### YOUR INSTRUCTIONS:
Copy out each line of the data that includes the string "Metallic".

### RECORDED DATA:
__________________________________________________

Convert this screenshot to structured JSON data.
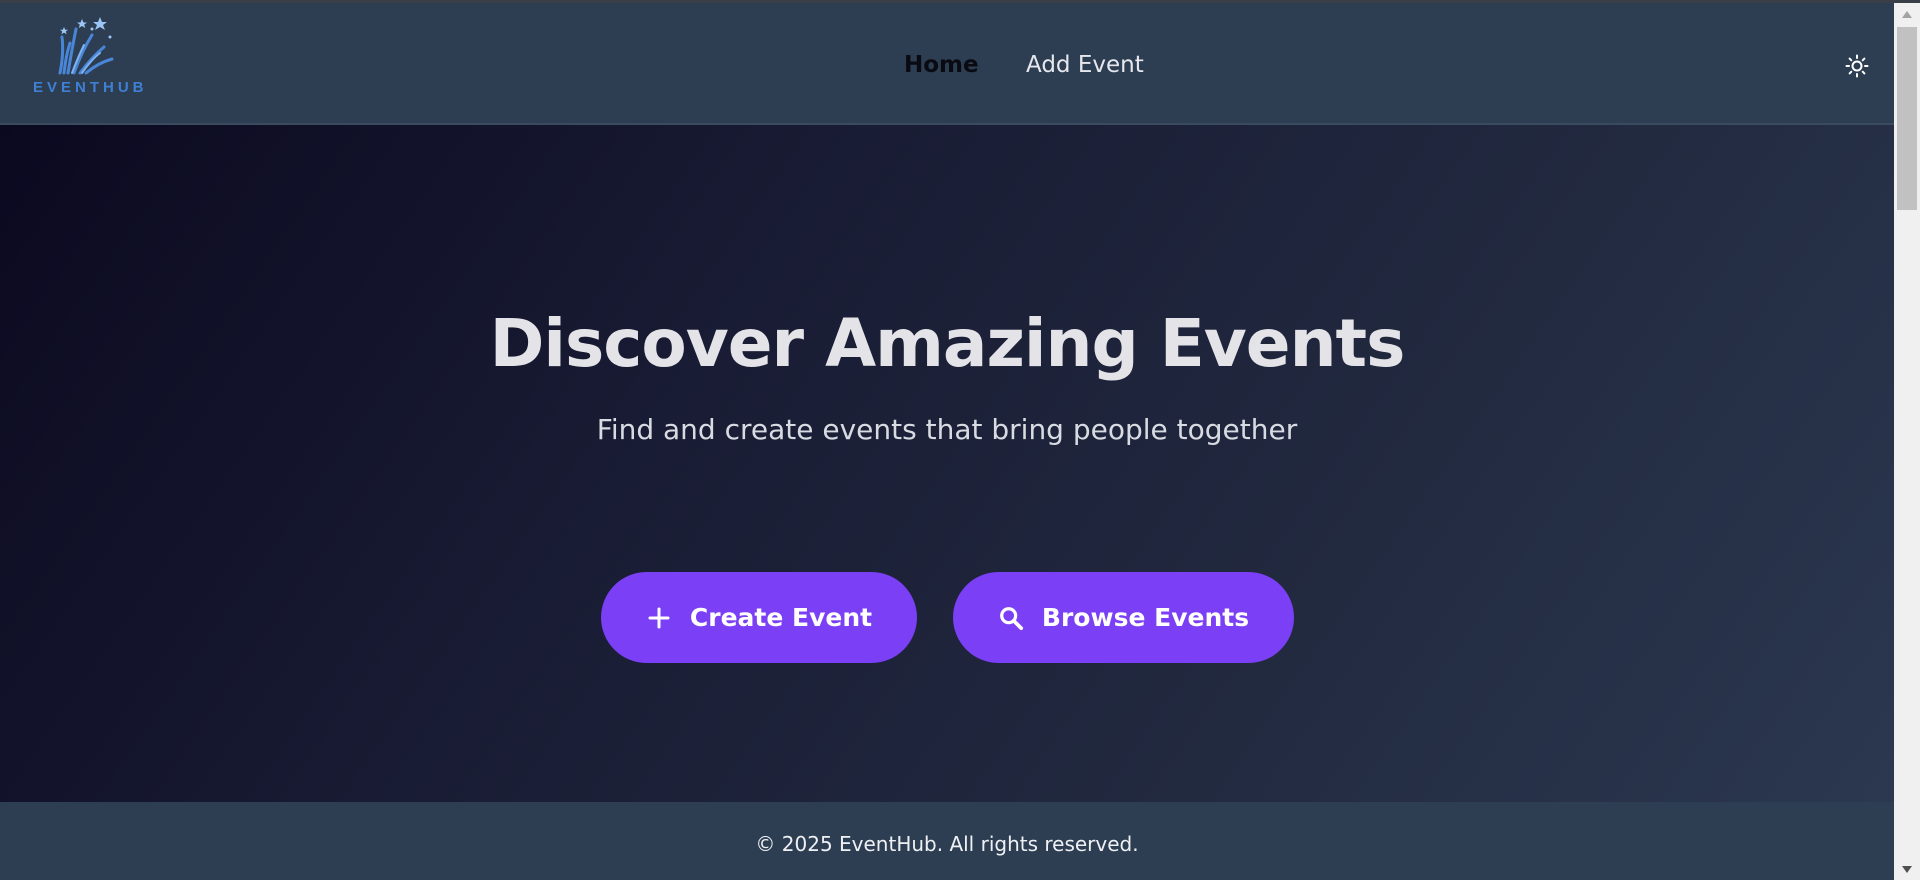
{
  "brand": {
    "logo_text": "EVENTHUB",
    "accent_color": "#3f7fd4"
  },
  "nav": {
    "items": [
      {
        "label": "Home",
        "active": true
      },
      {
        "label": "Add Event",
        "active": false
      }
    ],
    "theme_toggle_icon": "sun-icon"
  },
  "hero": {
    "title": "Discover Amazing Events",
    "subtitle": "Find and create events that bring people together",
    "buttons": [
      {
        "label": "Create Event",
        "icon": "plus-icon"
      },
      {
        "label": "Browse Events",
        "icon": "search-icon"
      }
    ],
    "button_color": "#7b3ff5"
  },
  "footer": {
    "text": "© 2025 EventHub. All rights reserved."
  },
  "colors": {
    "navbar_bg": "#2d3e52",
    "hero_gradient_start": "#0b0920",
    "hero_gradient_end": "#2b3850"
  }
}
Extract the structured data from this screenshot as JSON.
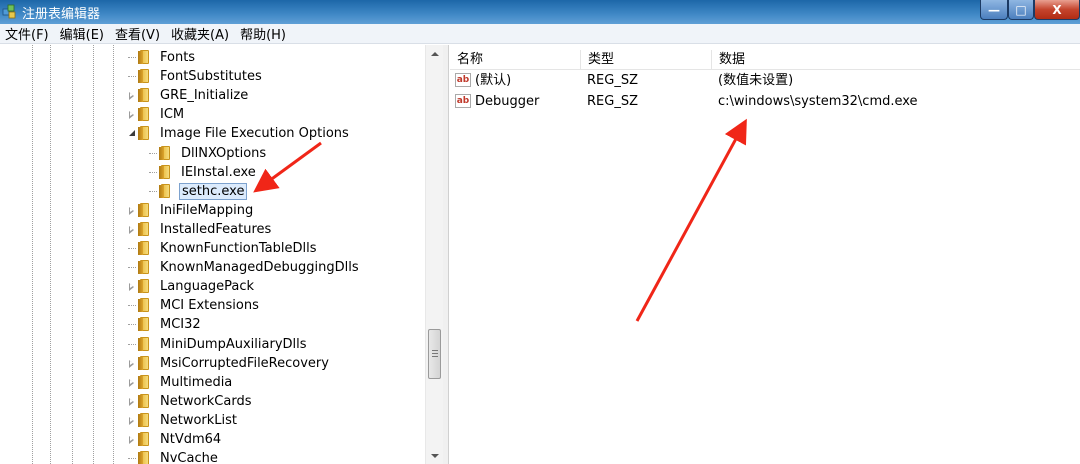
{
  "window": {
    "title": "注册表编辑器",
    "controls": {
      "minimize": "—",
      "maximize": "□",
      "close": "X"
    }
  },
  "menu": [
    "文件(F)",
    "编辑(E)",
    "查看(V)",
    "收藏夹(A)",
    "帮助(H)"
  ],
  "tree": {
    "items": [
      {
        "label": "Fonts",
        "depth": 0,
        "expander": "none"
      },
      {
        "label": "FontSubstitutes",
        "depth": 0,
        "expander": "none"
      },
      {
        "label": "GRE_Initialize",
        "depth": 0,
        "expander": "collapsed"
      },
      {
        "label": "ICM",
        "depth": 0,
        "expander": "collapsed"
      },
      {
        "label": "Image File Execution Options",
        "depth": 0,
        "expander": "expanded"
      },
      {
        "label": "DllNXOptions",
        "depth": 1,
        "expander": "none"
      },
      {
        "label": "IEInstal.exe",
        "depth": 1,
        "expander": "none"
      },
      {
        "label": "sethc.exe",
        "depth": 1,
        "expander": "none",
        "selected": true
      },
      {
        "label": "IniFileMapping",
        "depth": 0,
        "expander": "collapsed"
      },
      {
        "label": "InstalledFeatures",
        "depth": 0,
        "expander": "collapsed"
      },
      {
        "label": "KnownFunctionTableDlls",
        "depth": 0,
        "expander": "none"
      },
      {
        "label": "KnownManagedDebuggingDlls",
        "depth": 0,
        "expander": "none"
      },
      {
        "label": "LanguagePack",
        "depth": 0,
        "expander": "collapsed"
      },
      {
        "label": "MCI Extensions",
        "depth": 0,
        "expander": "none"
      },
      {
        "label": "MCI32",
        "depth": 0,
        "expander": "none"
      },
      {
        "label": "MiniDumpAuxiliaryDlls",
        "depth": 0,
        "expander": "none"
      },
      {
        "label": "MsiCorruptedFileRecovery",
        "depth": 0,
        "expander": "collapsed"
      },
      {
        "label": "Multimedia",
        "depth": 0,
        "expander": "collapsed"
      },
      {
        "label": "NetworkCards",
        "depth": 0,
        "expander": "collapsed"
      },
      {
        "label": "NetworkList",
        "depth": 0,
        "expander": "collapsed"
      },
      {
        "label": "NtVdm64",
        "depth": 0,
        "expander": "collapsed"
      },
      {
        "label": "NvCache",
        "depth": 0,
        "expander": "none"
      }
    ]
  },
  "list": {
    "columns": [
      "名称",
      "类型",
      "数据"
    ],
    "rows": [
      {
        "icon": "ab",
        "name": "(默认)",
        "type": "REG_SZ",
        "data": "(数值未设置)"
      },
      {
        "icon": "ab",
        "name": "Debugger",
        "type": "REG_SZ",
        "data": "c:\\windows\\system32\\cmd.exe"
      }
    ]
  },
  "colors": {
    "annotation_arrow": "#f02618",
    "selection_bg": "#dcebfc",
    "titlebar": "#3d86c4"
  }
}
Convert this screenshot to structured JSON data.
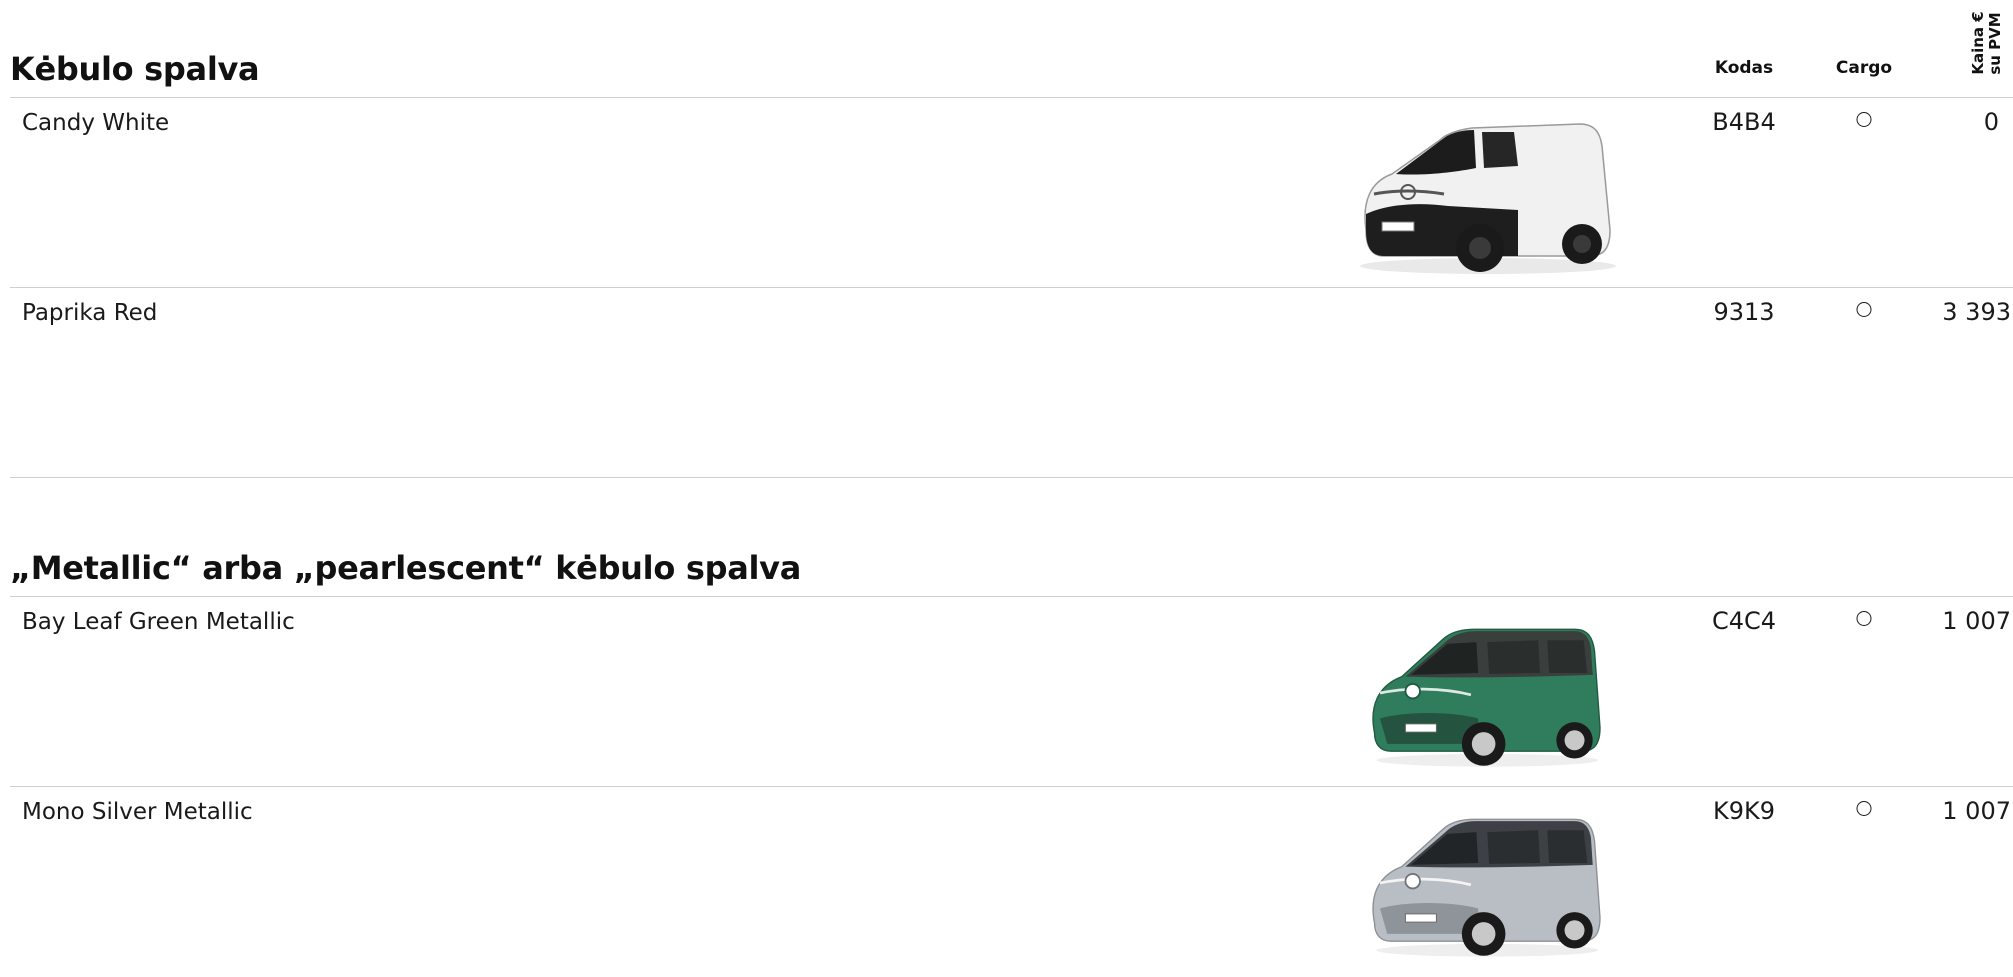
{
  "headers": {
    "kodas": "Kodas",
    "cargo": "Cargo",
    "kaina_line1": "Kaina €",
    "kaina_line2": "su PVM"
  },
  "sections": [
    {
      "title": "Kėbulo spalva",
      "rows": [
        {
          "name": "Candy White",
          "code": "B4B4",
          "cargo": "○",
          "price": "0",
          "image": "van-white-cargo-icon",
          "body_color": "#f2f2f2"
        },
        {
          "name": "Paprika Red",
          "code": "9313",
          "cargo": "○",
          "price": "3 393",
          "image": null
        }
      ]
    },
    {
      "title": "„Metallic“ arba „pearlescent“ kėbulo spalva",
      "rows": [
        {
          "name": "Bay Leaf Green Metallic",
          "code": "C4C4",
          "cargo": "○",
          "price": "1 007",
          "image": "van-green-icon",
          "body_color": "#2f7d5c"
        },
        {
          "name": "Mono Silver Metallic",
          "code": "K9K9",
          "cargo": "○",
          "price": "1 007",
          "image": "van-silver-icon",
          "body_color": "#b9bec4"
        }
      ]
    }
  ]
}
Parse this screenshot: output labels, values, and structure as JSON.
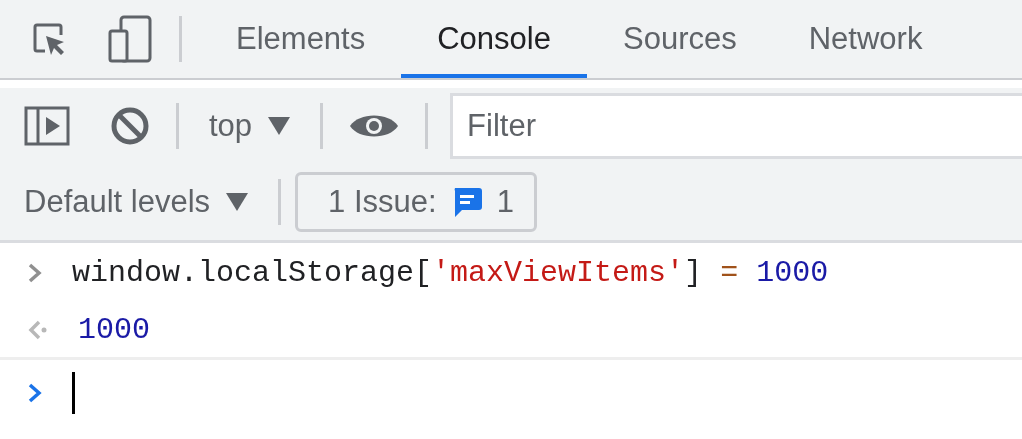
{
  "tabs": [
    {
      "label": "Elements",
      "selected": false
    },
    {
      "label": "Console",
      "selected": true
    },
    {
      "label": "Sources",
      "selected": false
    },
    {
      "label": "Network",
      "selected": false
    }
  ],
  "console_toolbar": {
    "context": "top",
    "filter": {
      "placeholder": "Filter"
    },
    "levels": "Default levels",
    "issues": {
      "label": "1 Issue:",
      "count": "1"
    }
  },
  "console": [
    {
      "kind": "input",
      "tokens": [
        {
          "kind": "plain",
          "text": "window.localStorage["
        },
        {
          "kind": "string",
          "text": "'maxViewItems'"
        },
        {
          "kind": "plain",
          "text": "] "
        },
        {
          "kind": "operator",
          "text": "= "
        },
        {
          "kind": "number",
          "text": "1000"
        }
      ]
    },
    {
      "kind": "result",
      "tokens": [
        {
          "kind": "number",
          "text": "1000"
        }
      ]
    }
  ]
}
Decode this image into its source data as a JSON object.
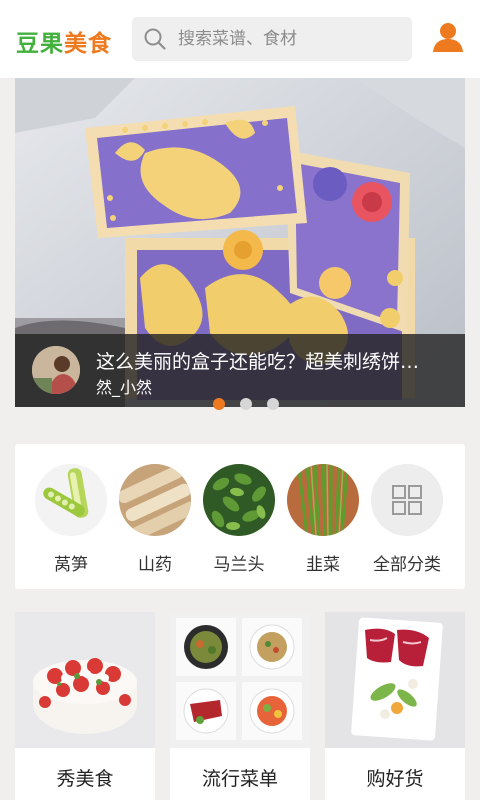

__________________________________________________

### OUTPUT:
      "title": "„Metallic“ arba „pearlescent“ kėbulo spalva",
          "name": "Bay Leaf Green Metallic",
          "name": "Mono Silver Metallic",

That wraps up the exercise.